Terri West, TI senior vice president for communications and investor relations, spoke on behalf of TI Chairman Tom Engibous, who was called away on short notice. She said TI is focusing on profitable growth and sustainability. The company has filled out its signal chain capabilities and built the broadest chip portfolio in the market. Today, TI is the leading producer in both analog and digital signal processing (DSP) semiconductors. TI increased gross margins in the last two quarters, and in the third quarter, the company set a record for operating margin – 27.6 percent of revenue. The return on investment capital has trended up from 11.4 percent in 2004 to 26.6 percent for the third quarter of 2007. This financial strength has enabled TI to increase its dividend by almost five times in the last three years. Terri said TI would push the envelope in analog innovation, both in terms of new products and new applications. “We believe analog is going to become the financial engine of Texas Instruments,” Terri said. “Every electronics manufacturer in the world is a potential customer. And for every digital signal processor in an electronic system, there are approximately 10 analog components. That’s an enormous market, and as the world’s leading analog supplier, TI is in the best position to capture it. Even though we’re the world leader, our market share is still low – only about 13 percent. So there’s a huge upside potential.”
Lewis McMahan said the TI Alumni Association serves as a vehicle to provide communications between former TIers as well as within TI. TIAA membership continues to grow and is now 3,054. In addition to the annual former TIer luncheon sponsored by TI and TIAA, the TI Alumni annually organize and conduct a charity golf tournament that consistently raises more than $20,000 for The Senior Source. TIAA also has an annual business meeting in May at a place of interest in the Dallas area. Members receive the quarterly TI Alumni News and have access (through the website) to a directory of former TIers who are members.

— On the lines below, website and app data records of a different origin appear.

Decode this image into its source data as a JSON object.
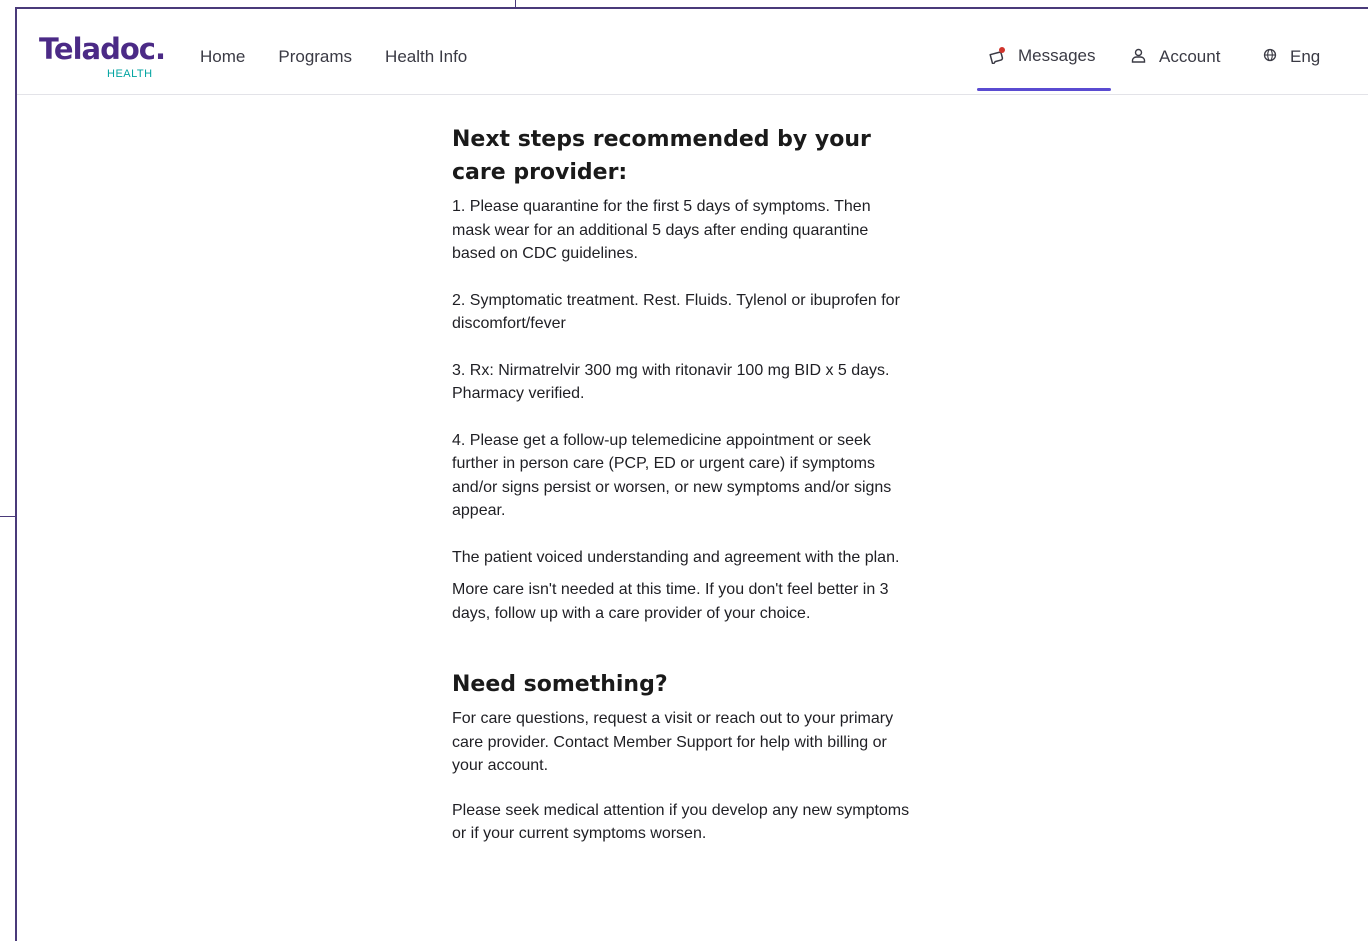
{
  "header": {
    "logo": {
      "word": "Teladoc.",
      "sub": "HEALTH"
    },
    "nav_left": [
      "Home",
      "Programs",
      "Health Info"
    ],
    "nav_right": {
      "messages": {
        "label": "Messages",
        "icon": "message-notification-icon",
        "active": true
      },
      "account": {
        "label": "Account",
        "icon": "user-icon"
      },
      "language": {
        "label": "Eng",
        "icon": "globe-icon"
      }
    },
    "accent_color": "#5a4bd1"
  },
  "next_steps": {
    "title": "Next steps recommended by your care provider:",
    "items": [
      "1. Please quarantine for the first 5 days of symptoms. Then mask wear for an additional 5 days after ending quarantine based on CDC guidelines.",
      "2. Symptomatic treatment. Rest. Fluids. Tylenol or ibuprofen for discomfort/fever",
      "3. Rx: Nirmatrelvir 300 mg with ritonavir 100 mg BID x 5 days. Pharmacy verified.",
      "4. Please get a follow-up telemedicine appointment or seek further in person care (PCP, ED or urgent care) if symptoms and/or signs persist or worsen, or new symptoms and/or signs appear."
    ],
    "patient_note": "The patient voiced understanding and agreement with the plan.",
    "more_care": "More care isn't needed at this time. If you don't feel better in 3 days, follow up with a care provider of your choice."
  },
  "need_something": {
    "title": "Need something?",
    "p1": "For care questions, request a visit or reach out to your primary care provider. Contact Member Support for help with billing or your account.",
    "p2": "Please seek medical attention if you develop any new symptoms or if your current symptoms worsen."
  }
}
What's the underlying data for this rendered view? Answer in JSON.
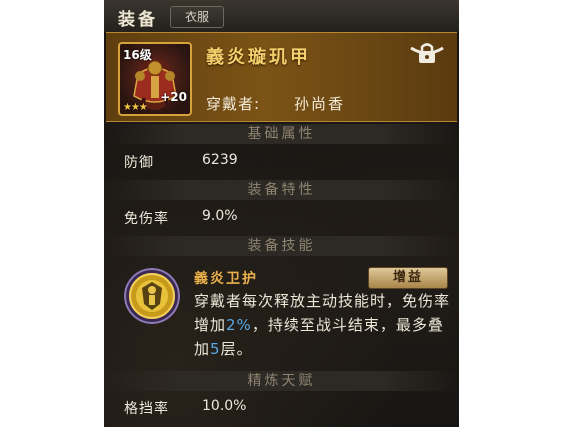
{
  "header": {
    "title": "装备",
    "tab_label": "衣服"
  },
  "item": {
    "level": "16级",
    "enhance": "+20",
    "stars": "★★★",
    "name": "義炎璇玑甲",
    "wearer_label": "穿戴者:",
    "wearer_name": "孙尚香"
  },
  "sections": {
    "base": "基础属性",
    "traits": "装备特性",
    "skill": "装备技能",
    "talent": "精炼天赋"
  },
  "stats": {
    "defense": {
      "label": "防御",
      "value": "6239"
    },
    "damage_reduction": {
      "label": "免伤率",
      "value": "9.0%"
    },
    "block_rate": {
      "label": "格挡率",
      "value": "10.0%"
    }
  },
  "skill": {
    "name": "義炎卫护",
    "tag": "增益",
    "desc_1": "穿戴者每次释放主动技能时，免伤率增加",
    "desc_value1": "2%",
    "desc_2": "，持续至战斗结束，最多叠加",
    "desc_value2": "5",
    "desc_3": "层。"
  },
  "icons": {
    "item": "armor-icon",
    "lock": "lock-icon",
    "skill": "shield-skill-icon"
  },
  "colors": {
    "item_name": "#f4cf6b",
    "skill_name": "#e8b04a",
    "highlight": "#5aa8e6",
    "card_bg": "#7b5316"
  }
}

TIAA has a travel group with discount tickets for TIAA members. Also, TIAA organizes educational seminars covering a wide array of subjects. TIAA volunteers contribute to the community via service projects. “This is a great way to give back to the community and have fun with old friends and coworkers,” Lewis said.